Sandra Ihrig

The Dalles

Latest stories

Latest video:

Parkdale third graders sing "12 Disaster Days of Christmas"

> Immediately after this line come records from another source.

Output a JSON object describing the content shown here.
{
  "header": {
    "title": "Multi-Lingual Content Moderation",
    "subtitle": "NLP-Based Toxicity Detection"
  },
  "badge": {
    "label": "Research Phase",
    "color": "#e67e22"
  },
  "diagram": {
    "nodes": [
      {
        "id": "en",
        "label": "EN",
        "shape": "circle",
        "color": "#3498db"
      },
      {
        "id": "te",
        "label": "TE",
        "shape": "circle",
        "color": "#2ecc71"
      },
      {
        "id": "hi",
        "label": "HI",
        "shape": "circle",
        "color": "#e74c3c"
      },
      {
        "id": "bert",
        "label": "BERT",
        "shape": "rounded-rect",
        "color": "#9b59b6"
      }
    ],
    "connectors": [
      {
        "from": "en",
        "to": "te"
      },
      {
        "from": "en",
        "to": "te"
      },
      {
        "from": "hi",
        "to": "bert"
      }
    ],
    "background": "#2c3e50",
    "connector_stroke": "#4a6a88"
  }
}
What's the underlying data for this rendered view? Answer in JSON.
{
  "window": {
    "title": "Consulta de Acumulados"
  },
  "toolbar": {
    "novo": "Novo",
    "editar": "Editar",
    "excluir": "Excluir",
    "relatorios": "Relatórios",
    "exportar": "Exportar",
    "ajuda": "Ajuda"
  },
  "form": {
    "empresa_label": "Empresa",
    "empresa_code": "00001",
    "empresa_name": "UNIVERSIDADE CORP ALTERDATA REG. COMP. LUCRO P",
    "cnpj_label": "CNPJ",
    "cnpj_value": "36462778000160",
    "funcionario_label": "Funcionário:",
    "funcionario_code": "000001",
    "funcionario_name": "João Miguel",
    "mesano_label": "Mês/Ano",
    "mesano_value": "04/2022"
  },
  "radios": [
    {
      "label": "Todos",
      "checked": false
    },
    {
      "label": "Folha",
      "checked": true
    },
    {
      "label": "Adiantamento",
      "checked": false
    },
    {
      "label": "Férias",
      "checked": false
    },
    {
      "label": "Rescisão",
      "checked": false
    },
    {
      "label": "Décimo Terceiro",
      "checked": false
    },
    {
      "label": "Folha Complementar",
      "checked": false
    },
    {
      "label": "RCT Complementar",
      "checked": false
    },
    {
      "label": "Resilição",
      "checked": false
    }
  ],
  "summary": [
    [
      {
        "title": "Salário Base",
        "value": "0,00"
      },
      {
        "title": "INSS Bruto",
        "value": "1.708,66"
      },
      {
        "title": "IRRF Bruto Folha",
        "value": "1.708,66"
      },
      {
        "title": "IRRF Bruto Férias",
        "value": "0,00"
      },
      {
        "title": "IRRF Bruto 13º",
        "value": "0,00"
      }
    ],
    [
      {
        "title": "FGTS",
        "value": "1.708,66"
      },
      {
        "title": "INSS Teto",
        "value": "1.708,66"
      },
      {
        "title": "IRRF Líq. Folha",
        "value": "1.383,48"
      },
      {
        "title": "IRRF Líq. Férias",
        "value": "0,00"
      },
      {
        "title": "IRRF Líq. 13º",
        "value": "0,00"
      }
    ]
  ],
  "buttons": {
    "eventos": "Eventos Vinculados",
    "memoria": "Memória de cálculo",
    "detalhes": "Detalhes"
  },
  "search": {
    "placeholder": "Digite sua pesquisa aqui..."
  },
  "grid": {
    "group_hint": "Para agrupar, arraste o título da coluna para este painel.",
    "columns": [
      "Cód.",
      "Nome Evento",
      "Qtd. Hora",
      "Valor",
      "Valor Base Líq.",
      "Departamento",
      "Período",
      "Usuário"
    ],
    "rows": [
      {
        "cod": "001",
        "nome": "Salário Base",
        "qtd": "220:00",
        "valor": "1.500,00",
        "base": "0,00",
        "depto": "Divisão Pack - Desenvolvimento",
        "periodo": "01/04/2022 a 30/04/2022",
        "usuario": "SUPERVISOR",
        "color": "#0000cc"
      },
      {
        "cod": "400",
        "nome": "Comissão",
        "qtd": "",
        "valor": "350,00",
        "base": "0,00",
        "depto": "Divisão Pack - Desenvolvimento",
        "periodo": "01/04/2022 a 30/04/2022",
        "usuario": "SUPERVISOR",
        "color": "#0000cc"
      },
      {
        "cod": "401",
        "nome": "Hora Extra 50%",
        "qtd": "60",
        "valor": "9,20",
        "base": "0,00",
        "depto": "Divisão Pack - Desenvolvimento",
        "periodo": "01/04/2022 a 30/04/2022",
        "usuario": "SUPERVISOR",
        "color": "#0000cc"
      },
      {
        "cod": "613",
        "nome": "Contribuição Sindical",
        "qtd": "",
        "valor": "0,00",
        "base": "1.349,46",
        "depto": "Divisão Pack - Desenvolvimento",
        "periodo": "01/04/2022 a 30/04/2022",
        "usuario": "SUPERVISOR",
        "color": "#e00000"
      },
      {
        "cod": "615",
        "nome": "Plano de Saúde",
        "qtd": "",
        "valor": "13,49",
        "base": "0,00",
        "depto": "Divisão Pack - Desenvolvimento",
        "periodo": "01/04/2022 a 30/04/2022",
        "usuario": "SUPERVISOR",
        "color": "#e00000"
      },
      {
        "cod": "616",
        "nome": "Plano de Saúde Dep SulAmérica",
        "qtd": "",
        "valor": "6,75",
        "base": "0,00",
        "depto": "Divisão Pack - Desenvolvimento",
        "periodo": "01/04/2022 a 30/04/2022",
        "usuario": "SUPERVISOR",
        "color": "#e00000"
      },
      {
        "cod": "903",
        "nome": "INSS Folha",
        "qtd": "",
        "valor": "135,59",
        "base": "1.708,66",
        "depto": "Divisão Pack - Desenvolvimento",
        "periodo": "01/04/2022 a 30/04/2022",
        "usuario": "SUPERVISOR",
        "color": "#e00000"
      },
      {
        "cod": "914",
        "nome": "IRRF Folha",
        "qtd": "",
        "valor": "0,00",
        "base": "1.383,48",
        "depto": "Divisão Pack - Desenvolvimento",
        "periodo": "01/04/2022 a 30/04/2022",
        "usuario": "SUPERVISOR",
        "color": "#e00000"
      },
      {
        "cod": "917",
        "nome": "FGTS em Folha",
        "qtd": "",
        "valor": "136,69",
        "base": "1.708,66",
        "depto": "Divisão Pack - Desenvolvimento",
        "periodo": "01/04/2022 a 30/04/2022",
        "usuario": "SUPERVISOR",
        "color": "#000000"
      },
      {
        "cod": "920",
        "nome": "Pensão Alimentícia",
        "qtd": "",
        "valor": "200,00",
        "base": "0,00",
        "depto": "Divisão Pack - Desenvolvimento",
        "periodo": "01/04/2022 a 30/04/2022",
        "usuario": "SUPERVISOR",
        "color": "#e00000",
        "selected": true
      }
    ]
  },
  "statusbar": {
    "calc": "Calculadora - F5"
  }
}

Welcome to your sing-able Christmas gift list. What follows is an emergency rendition of “12 Days of Christmas” – for outfitting your home or car in case of snow storm, earthquake, flood or other emergency. Read it as a simple list, or sing it to the tune of “12 Days” – you know, as in “ … and a partridge in a pear tree…” Not to make light of it, but the song is a familiar framework for a set of gift ideas that you could consider gathering together, even if the recipient already owns items such as a bunch of coats, tire chains and flashlights. Stores throughout the Gorge are stocked up on all these items. Buying all 12 days might be prohibitive, but here are three ideas for checking any of the dozen off your list (notations follow, 1-12.) The gift items needed to stay warm, dry and safe are also coded to suggest items in your abode (A) in your car (C) or both (B). 12 Gallons of Water (A) 11 Family meals (B) 10 Cans of propane (A) 9 Hygiene bags (B) 8 Packs of batteries (A) 7 Spare coats (B) 6 Bright red flares (C) 5 Cozy blankets (B) 4 Tire chains (C) 3 Flashlights (B) 2 cell phone chargers (B) 1 And a crush-proof first aid kit (B) Price ranges? Here’s a few quotes for days Three, Two, Four and Nine: n A family gift of flashlights (three will run $15-30, Hood River Supply, Tum-A-Lum) n Cell phone chargers (two will run $30-60) n Tire chains (basic set, $30, Les Schwab, returnable if unused for the winter) n Family meals ($100 or so should cover the basics for three or four reasonably well-fed days) n The home kit should be kept in a handy place near an exit, and remember that water needs to be replenished every few months. If you have a solid first aid kit already, switch out the gift idea with “and-a-sto-o-u-t- tub-for it-all …” Otherwise, it’s a case of assembling your home or car kits and making sure all members of the family know what the resources are and how to use them (ie flares and propane). Emergency situations are at worst life-threatening, at best deeply uncomfortable if you and your family are left without power for an extended period, or traveling and find yourself in a situation where you need to wait out a storm, lengthy traffic delay, or other crisis. Notes on the 12 gift ideas: 12 – Gallons of water: that’s one per person in a four-member family to last for three days, the recommended minimum to be prepared for utility outages. 11 – Easy-open packaged goods, energy bars, dried food and nuts are good things to include for nutrition. Think of what your family of four needs for three days to stay fortified and hydrated (see number 12). Can-opener also recommended 10 – If you have a propane camping stove, keep extra fuel handy. 9 – Hygiene bags: put packaged moistened towelettes, toilet paper, and plastic ties in large garbage bags (for personal sanitation) Resource list courtesy of Hood River County Emergency Management, Barbara Ayers, manager/ 541-386-1213. The county also reminds residents to Get a Kit, Make A Plan to connect your family if separated, and Stay Informed. See www.co.hood-river.or.us to opt-in for citizen alerts. Enlarge

Log in to comment

News from our Community Partners